Entries from a dataset of interfaces

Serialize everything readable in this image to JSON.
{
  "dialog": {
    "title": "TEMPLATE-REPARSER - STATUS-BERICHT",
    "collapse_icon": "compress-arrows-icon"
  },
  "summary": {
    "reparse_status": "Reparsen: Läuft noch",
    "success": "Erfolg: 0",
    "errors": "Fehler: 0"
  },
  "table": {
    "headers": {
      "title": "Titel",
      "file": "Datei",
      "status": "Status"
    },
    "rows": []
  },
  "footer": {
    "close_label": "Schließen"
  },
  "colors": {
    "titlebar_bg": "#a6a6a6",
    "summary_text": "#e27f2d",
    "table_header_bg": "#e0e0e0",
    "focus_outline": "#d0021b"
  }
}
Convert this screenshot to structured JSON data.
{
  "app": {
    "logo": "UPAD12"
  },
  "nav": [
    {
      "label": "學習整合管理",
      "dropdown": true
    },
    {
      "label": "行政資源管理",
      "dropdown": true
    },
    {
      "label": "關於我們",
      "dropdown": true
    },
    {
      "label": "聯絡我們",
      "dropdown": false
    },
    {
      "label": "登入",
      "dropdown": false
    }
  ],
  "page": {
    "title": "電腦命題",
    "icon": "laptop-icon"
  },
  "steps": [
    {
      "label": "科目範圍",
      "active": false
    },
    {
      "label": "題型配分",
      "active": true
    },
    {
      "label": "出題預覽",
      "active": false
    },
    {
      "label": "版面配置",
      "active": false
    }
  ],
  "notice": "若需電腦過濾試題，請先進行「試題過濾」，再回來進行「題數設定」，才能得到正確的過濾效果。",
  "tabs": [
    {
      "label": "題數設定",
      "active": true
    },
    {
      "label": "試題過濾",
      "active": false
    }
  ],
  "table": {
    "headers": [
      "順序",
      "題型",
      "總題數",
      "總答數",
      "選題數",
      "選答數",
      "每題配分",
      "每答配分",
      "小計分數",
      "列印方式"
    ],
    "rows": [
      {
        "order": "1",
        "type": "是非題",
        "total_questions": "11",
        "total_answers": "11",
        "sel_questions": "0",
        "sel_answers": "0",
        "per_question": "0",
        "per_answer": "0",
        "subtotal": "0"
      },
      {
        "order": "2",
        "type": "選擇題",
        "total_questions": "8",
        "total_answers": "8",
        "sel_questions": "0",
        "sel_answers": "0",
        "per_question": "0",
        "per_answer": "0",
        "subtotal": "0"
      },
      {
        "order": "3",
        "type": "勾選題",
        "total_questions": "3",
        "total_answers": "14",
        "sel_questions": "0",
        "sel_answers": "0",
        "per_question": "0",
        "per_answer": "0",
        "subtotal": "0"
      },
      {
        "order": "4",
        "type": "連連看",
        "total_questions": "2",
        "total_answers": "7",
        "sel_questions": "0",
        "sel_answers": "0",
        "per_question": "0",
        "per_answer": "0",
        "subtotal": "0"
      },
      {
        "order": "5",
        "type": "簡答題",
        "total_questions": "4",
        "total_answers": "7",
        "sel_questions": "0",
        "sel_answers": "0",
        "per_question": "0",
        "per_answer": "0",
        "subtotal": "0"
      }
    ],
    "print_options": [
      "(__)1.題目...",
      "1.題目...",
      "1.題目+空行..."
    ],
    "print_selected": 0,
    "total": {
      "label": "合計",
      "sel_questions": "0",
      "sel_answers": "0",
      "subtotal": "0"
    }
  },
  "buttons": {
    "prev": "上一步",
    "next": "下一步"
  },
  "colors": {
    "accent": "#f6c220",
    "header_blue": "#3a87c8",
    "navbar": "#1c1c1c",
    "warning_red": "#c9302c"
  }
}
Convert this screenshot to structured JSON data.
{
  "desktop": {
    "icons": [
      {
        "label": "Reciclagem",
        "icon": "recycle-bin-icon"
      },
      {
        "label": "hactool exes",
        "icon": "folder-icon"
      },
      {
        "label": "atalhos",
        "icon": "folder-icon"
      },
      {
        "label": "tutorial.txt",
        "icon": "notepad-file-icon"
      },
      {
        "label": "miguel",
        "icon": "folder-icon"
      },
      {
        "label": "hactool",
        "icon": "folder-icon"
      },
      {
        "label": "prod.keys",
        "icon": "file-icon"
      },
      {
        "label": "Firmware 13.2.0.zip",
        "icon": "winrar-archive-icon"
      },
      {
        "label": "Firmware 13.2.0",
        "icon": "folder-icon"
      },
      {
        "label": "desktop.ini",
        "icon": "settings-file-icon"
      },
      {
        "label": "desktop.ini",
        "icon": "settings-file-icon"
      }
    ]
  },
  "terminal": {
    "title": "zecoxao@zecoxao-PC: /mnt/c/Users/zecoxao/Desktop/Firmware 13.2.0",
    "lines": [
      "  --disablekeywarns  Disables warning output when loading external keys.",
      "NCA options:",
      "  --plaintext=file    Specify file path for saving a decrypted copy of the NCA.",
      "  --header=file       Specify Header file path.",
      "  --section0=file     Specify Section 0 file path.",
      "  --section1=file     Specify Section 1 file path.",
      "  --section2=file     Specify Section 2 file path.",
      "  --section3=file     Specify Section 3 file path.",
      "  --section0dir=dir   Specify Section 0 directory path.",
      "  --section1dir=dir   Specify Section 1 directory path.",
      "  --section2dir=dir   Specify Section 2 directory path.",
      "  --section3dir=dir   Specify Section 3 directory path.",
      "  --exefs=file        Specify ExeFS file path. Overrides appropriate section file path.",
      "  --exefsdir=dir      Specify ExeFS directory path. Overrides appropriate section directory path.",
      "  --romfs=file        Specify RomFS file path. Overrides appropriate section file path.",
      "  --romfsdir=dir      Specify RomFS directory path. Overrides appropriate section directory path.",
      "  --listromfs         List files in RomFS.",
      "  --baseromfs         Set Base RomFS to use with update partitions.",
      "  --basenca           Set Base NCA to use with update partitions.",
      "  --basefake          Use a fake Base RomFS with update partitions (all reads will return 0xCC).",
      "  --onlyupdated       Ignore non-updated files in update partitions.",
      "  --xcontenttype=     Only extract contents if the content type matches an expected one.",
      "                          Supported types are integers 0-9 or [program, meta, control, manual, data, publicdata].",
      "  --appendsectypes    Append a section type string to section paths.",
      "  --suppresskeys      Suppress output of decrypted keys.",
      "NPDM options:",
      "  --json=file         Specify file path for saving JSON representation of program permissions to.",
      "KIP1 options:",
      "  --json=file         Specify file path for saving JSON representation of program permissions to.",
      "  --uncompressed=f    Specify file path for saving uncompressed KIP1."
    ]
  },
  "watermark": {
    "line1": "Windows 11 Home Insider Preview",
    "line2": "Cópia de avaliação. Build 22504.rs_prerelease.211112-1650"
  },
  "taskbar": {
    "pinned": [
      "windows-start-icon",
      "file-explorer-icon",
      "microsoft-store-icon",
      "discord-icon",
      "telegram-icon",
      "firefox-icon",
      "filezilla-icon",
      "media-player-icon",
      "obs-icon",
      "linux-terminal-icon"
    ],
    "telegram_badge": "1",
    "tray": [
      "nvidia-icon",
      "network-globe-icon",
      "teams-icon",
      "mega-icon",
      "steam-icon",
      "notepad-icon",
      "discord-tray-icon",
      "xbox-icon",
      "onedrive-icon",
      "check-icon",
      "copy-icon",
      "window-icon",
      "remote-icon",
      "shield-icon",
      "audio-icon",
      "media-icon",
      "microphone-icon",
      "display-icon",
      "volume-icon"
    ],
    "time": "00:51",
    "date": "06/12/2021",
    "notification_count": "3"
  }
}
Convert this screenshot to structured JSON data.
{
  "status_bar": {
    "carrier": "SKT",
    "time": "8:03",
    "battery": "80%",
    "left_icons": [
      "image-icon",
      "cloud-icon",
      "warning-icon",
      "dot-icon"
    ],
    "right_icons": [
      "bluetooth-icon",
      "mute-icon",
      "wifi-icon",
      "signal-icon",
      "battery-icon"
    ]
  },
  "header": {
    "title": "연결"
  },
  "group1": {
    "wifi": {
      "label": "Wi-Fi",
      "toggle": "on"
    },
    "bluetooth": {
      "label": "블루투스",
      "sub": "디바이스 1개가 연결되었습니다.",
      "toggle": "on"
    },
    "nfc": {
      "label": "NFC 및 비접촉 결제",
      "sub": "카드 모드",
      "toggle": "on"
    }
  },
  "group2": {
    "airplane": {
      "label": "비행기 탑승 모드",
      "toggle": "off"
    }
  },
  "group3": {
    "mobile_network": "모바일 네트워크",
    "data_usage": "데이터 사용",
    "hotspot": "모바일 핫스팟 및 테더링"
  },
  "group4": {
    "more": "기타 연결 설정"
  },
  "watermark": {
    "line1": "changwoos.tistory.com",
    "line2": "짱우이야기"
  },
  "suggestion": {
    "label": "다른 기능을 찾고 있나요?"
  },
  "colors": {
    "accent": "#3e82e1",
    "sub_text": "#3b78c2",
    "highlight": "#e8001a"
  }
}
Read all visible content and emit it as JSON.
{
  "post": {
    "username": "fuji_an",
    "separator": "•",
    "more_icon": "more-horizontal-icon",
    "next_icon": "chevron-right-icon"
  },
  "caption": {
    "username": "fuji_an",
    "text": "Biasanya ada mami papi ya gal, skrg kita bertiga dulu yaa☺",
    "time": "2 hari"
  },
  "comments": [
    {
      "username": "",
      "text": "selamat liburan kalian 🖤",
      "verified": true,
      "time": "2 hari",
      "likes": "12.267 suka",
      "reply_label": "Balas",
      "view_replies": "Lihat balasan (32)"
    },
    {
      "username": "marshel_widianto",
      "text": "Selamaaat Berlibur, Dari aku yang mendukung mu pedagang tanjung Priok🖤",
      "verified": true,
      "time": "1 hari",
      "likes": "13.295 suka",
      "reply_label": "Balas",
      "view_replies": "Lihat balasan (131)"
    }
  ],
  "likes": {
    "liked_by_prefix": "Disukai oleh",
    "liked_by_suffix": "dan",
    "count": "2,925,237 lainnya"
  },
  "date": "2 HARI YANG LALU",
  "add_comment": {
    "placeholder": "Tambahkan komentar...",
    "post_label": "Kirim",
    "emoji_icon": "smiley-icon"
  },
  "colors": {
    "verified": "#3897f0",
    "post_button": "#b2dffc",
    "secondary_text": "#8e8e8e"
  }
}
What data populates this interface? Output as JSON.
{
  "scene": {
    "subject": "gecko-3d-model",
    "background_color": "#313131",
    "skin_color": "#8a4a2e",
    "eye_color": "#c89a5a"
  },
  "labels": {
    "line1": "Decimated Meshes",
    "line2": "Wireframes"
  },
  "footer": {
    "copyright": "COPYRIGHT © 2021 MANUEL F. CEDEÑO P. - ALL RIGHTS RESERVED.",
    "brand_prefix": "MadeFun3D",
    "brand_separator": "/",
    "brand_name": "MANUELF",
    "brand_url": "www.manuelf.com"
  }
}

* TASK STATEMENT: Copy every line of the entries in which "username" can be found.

* YOUR SOLUTION:
    "username": "fuji_an",
    "username": "fuji_an",
      "username": "",
      "username": "marshel_widianto",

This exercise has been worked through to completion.